A little distance from the prow 'Twas night, calm night, the moon was high;
Those crimson shadows were: The dead men stood together.
I turned my eyes upon the deck
Oh, Christ! what saw I there!
Each corse lay flat, lifeless and flat, All fixed on me their stony eyes,
And, by the holy rood! That in the moon did glitter.
A mau all light, a seraph-man,
On every corse there stood.
This seraph-band, each waved his hand: I could not draw my eyes from theirs,
It was a heavenly sight! Nor turn them up to pray.
They stood as signals to the land,
Each one a lovely light:
This seraph-band, each waved his hand, And looked far forth, yet little saw
No voice did they impart Of what had else been seen
No voice; but oh! the silence sank
Like music on my heart. that on a lonesome road Doth walk in fear and dread,
But soon I heard the dash of oars, And having once turn'd round, walks on,
I heard the pilot's cheer; And turns no more his head;
My head was turn'd perforce away, Because he knows, a frightful fiend
And I saw a boat appear. Doth close behind him tread.
The pilot, and the pilot's boy, But soon there breathed a wind on me,
I heard them coming fast: Nor sound nor motion made :
Dear Lord in Heaven! it was a joy Its path was not upon the sea,
The dead men could not blast. In ripple or in shade.
I saw a third-I heard his voice : It raised my hair, it fanned my cheek
It is the hermit good!
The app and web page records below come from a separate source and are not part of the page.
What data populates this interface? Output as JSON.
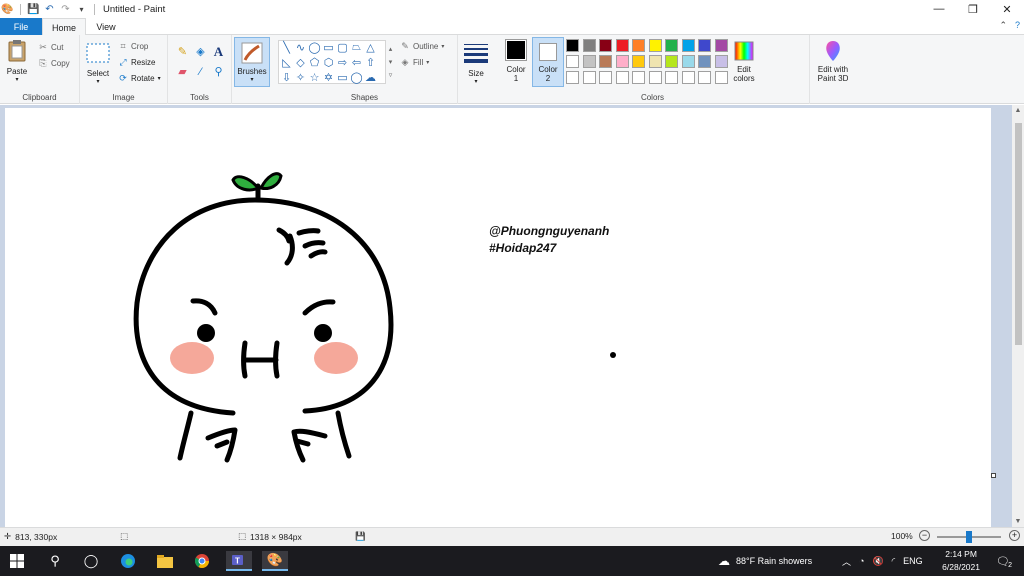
{
  "window": {
    "title": "Untitled - Paint",
    "minimize": "—",
    "restore": "❐",
    "close": "✕"
  },
  "tabs": {
    "file": "File",
    "home": "Home",
    "view": "View",
    "collapse": "⌃",
    "help": "?"
  },
  "clipboard": {
    "group_label": "Clipboard",
    "paste": "Paste",
    "cut": "Cut",
    "copy": "Copy"
  },
  "image": {
    "group_label": "Image",
    "select": "Select",
    "crop": "Crop",
    "resize": "Resize",
    "rotate": "Rotate"
  },
  "tools": {
    "group_label": "Tools",
    "brushes": "Brushes"
  },
  "shapes": {
    "group_label": "Shapes",
    "outline": "Outline",
    "fill": "Fill"
  },
  "size": {
    "label": "Size"
  },
  "colors": {
    "group_label": "Colors",
    "color1_label": "Color",
    "color1_num": "1",
    "color2_label": "Color",
    "color2_num": "2",
    "color1": "#000000",
    "color2": "#ffffff",
    "edit_colors_1": "Edit",
    "edit_colors_2": "colors",
    "paint3d_1": "Edit with",
    "paint3d_2": "Paint 3D",
    "palette_row1": [
      "#000000",
      "#7f7f7f",
      "#880015",
      "#ed1c24",
      "#ff7f27",
      "#fff200",
      "#22b14c",
      "#00a2e8",
      "#3f48cc",
      "#a349a4"
    ],
    "palette_row2": [
      "#ffffff",
      "#c3c3c3",
      "#b97a57",
      "#ffaec9",
      "#ffc90e",
      "#efe4b0",
      "#b5e61d",
      "#99d9ea",
      "#7092be",
      "#c8bfe7"
    ],
    "palette_row3": [
      "#ffffff",
      "#ffffff",
      "#ffffff",
      "#ffffff",
      "#ffffff",
      "#ffffff",
      "#ffffff",
      "#ffffff",
      "#ffffff",
      "#ffffff"
    ]
  },
  "canvas": {
    "signature_line1": "@Phuongnguyenanh",
    "signature_line2": "#Hoidap247",
    "stroke_color": "#000000",
    "cheek_color": "#f5a89a",
    "leaf_color": "#2fae3e"
  },
  "status": {
    "cursor_position": "813, 330px",
    "image_size": "1318 × 984px",
    "zoom": "100%",
    "zoom_out": "−",
    "zoom_in": "+"
  },
  "taskbar": {
    "weather": "88°F  Rain showers",
    "language": "ENG",
    "time": "2:14 PM",
    "date": "6/28/2021",
    "notification_count": "2"
  }
}
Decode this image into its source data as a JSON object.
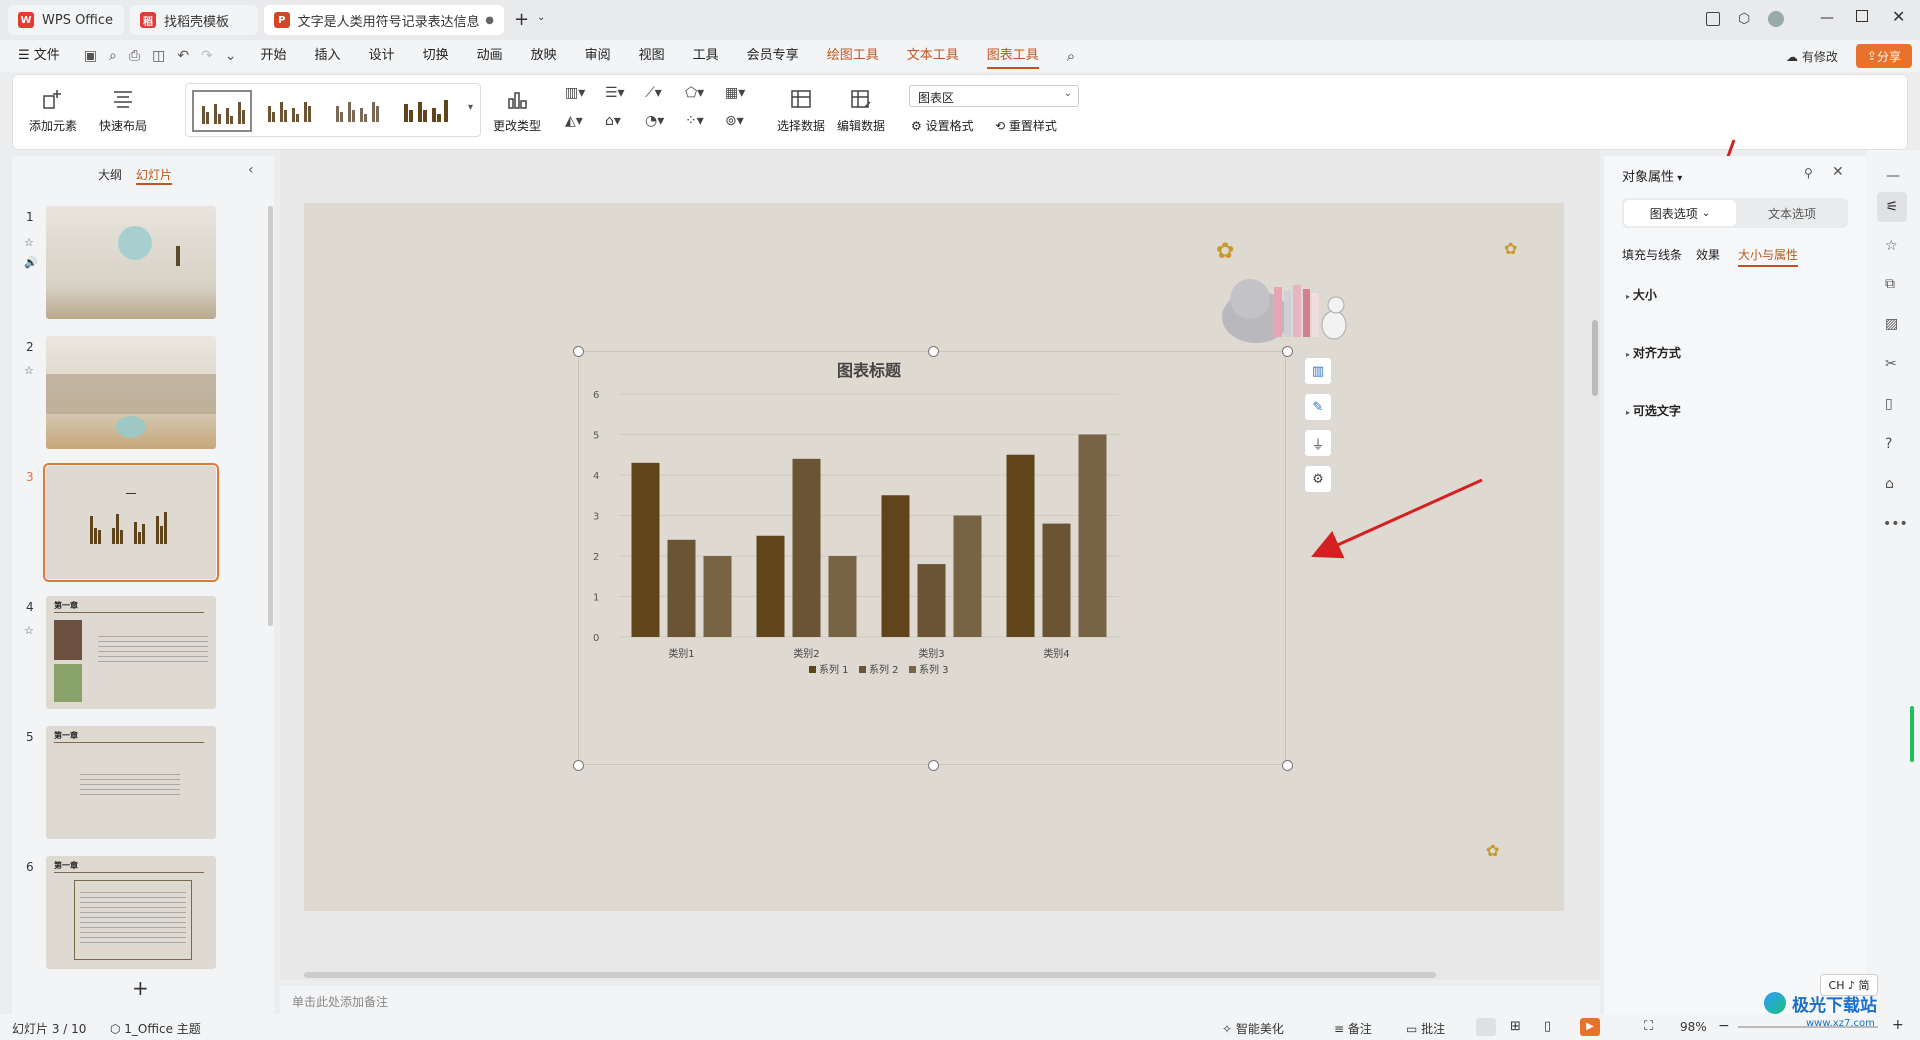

Like a meadow-gale of spring
He singeth loud his godly hymns